◆ Task statement ◆
Any picture among the records should be left out, please; retype the rest exactly.

◆ Material to process ◆
Segment Open
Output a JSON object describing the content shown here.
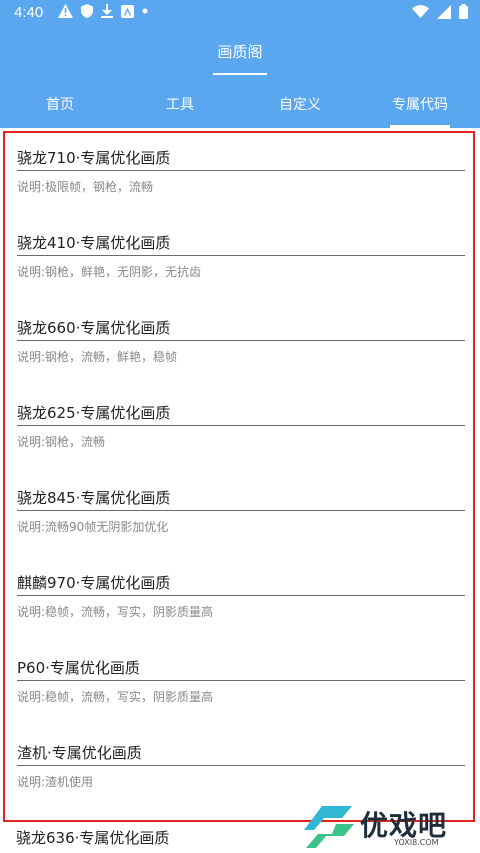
{
  "status_bar": {
    "time": "4:40"
  },
  "app": {
    "title": "画质阁"
  },
  "tabs": [
    {
      "label": "首页"
    },
    {
      "label": "工具"
    },
    {
      "label": "自定义"
    },
    {
      "label": "专属代码",
      "selected": true
    }
  ],
  "items": [
    {
      "name": "骁龙710·专属优化画质",
      "desc": "说明:极限帧，钢枪，流畅"
    },
    {
      "name": "骁龙410·专属优化画质",
      "desc": "说明:钢枪，鲜艳，无阴影，无抗齿"
    },
    {
      "name": "骁龙660·专属优化画质",
      "desc": "说明:钢枪，流畅，鲜艳，稳帧"
    },
    {
      "name": "骁龙625·专属优化画质",
      "desc": "说明:钢枪，流畅"
    },
    {
      "name": "骁龙845·专属优化画质",
      "desc": "说明:流畅90帧无阴影加优化"
    },
    {
      "name": "麒麟970·专属优化画质",
      "desc": "说明:稳帧，流畅，写实，阴影质量高"
    },
    {
      "name": "P60·专属优化画质",
      "desc": "说明:稳帧，流畅，写实，阴影质量高"
    },
    {
      "name": "渣机·专属优化画质",
      "desc": "说明:渣机使用"
    }
  ],
  "peek_item": {
    "name": "骁龙636·专属优化画质"
  },
  "watermark": {
    "text": "优戏吧",
    "url": "YOXI8.COM"
  },
  "colors": {
    "primary": "#5aa7ef",
    "highlight_border": "#e0261f"
  }
}
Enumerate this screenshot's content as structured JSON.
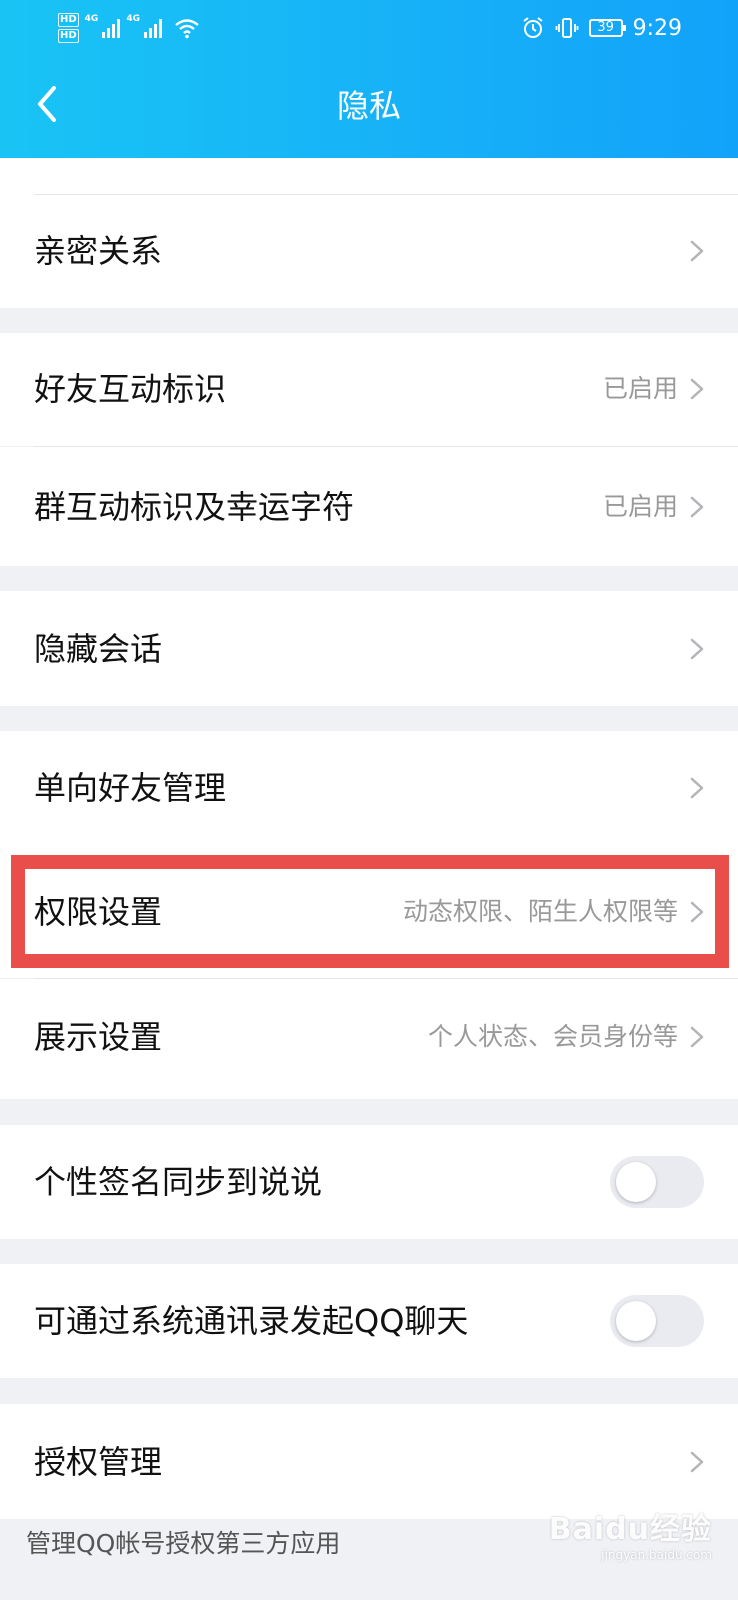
{
  "status_bar": {
    "hd1": "HD",
    "hd2": "HD",
    "net1": "4G",
    "net2": "4G",
    "battery": "39",
    "time": "9:29"
  },
  "header": {
    "title": "隐私"
  },
  "rows": [
    {
      "label": "亲密关系",
      "value": ""
    },
    {
      "label": "好友互动标识",
      "value": "已启用"
    },
    {
      "label": "群互动标识及幸运字符",
      "value": "已启用"
    },
    {
      "label": "隐藏会话",
      "value": ""
    },
    {
      "label": "单向好友管理",
      "value": ""
    },
    {
      "label": "权限设置",
      "value": "动态权限、陌生人权限等"
    },
    {
      "label": "展示设置",
      "value": "个人状态、会员身份等"
    },
    {
      "label": "个性签名同步到说说",
      "toggle": false
    },
    {
      "label": "可通过系统通讯录发起QQ聊天",
      "toggle": false
    },
    {
      "label": "授权管理",
      "value": ""
    }
  ],
  "footnote": "管理QQ帐号授权第三方应用",
  "watermark": {
    "main": "Baidu经验",
    "sub": "jingyan.baidu.com"
  },
  "colors": {
    "header_start": "#19c4f5",
    "header_end": "#12a2fa",
    "highlight": "#ea4e4b"
  }
}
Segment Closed
◆ Task output ◆
Output a JSON object describing the content shown here.
{
  "status_bar": {
    "time": "4:40"
  },
  "app": {
    "title": "画质阁"
  },
  "tabs": [
    {
      "label": "首页"
    },
    {
      "label": "工具"
    },
    {
      "label": "自定义"
    },
    {
      "label": "专属代码",
      "selected": true
    }
  ],
  "items": [
    {
      "name": "骁龙710·专属优化画质",
      "desc": "说明:极限帧，钢枪，流畅"
    },
    {
      "name": "骁龙410·专属优化画质",
      "desc": "说明:钢枪，鲜艳，无阴影，无抗齿"
    },
    {
      "name": "骁龙660·专属优化画质",
      "desc": "说明:钢枪，流畅，鲜艳，稳帧"
    },
    {
      "name": "骁龙625·专属优化画质",
      "desc": "说明:钢枪，流畅"
    },
    {
      "name": "骁龙845·专属优化画质",
      "desc": "说明:流畅90帧无阴影加优化"
    },
    {
      "name": "麒麟970·专属优化画质",
      "desc": "说明:稳帧，流畅，写实，阴影质量高"
    },
    {
      "name": "P60·专属优化画质",
      "desc": "说明:稳帧，流畅，写实，阴影质量高"
    },
    {
      "name": "渣机·专属优化画质",
      "desc": "说明:渣机使用"
    }
  ],
  "peek_item": {
    "name": "骁龙636·专属优化画质"
  },
  "watermark": {
    "text": "优戏吧",
    "url": "YOXI8.COM"
  },
  "colors": {
    "primary": "#5aa7ef",
    "highlight_border": "#e0261f"
  }
}
Enumerate this screenshot's content as structured JSON.
{
  "status_bar": {
    "hd1": "HD",
    "hd2": "HD",
    "net1": "4G",
    "net2": "4G",
    "battery": "39",
    "time": "9:29"
  },
  "header": {
    "title": "隐私"
  },
  "rows": [
    {
      "label": "亲密关系",
      "value": ""
    },
    {
      "label": "好友互动标识",
      "value": "已启用"
    },
    {
      "label": "群互动标识及幸运字符",
      "value": "已启用"
    },
    {
      "label": "隐藏会话",
      "value": ""
    },
    {
      "label": "单向好友管理",
      "value": ""
    },
    {
      "label": "权限设置",
      "value": "动态权限、陌生人权限等"
    },
    {
      "label": "展示设置",
      "value": "个人状态、会员身份等"
    },
    {
      "label": "个性签名同步到说说",
      "toggle": false
    },
    {
      "label": "可通过系统通讯录发起QQ聊天",
      "toggle": false
    },
    {
      "label": "授权管理",
      "value": ""
    }
  ],
  "footnote": "管理QQ帐号授权第三方应用",
  "watermark": {
    "main": "Baidu经验",
    "sub": "jingyan.baidu.com"
  },
  "colors": {
    "header_start": "#19c4f5",
    "header_end": "#12a2fa",
    "highlight": "#ea4e4b"
  }
}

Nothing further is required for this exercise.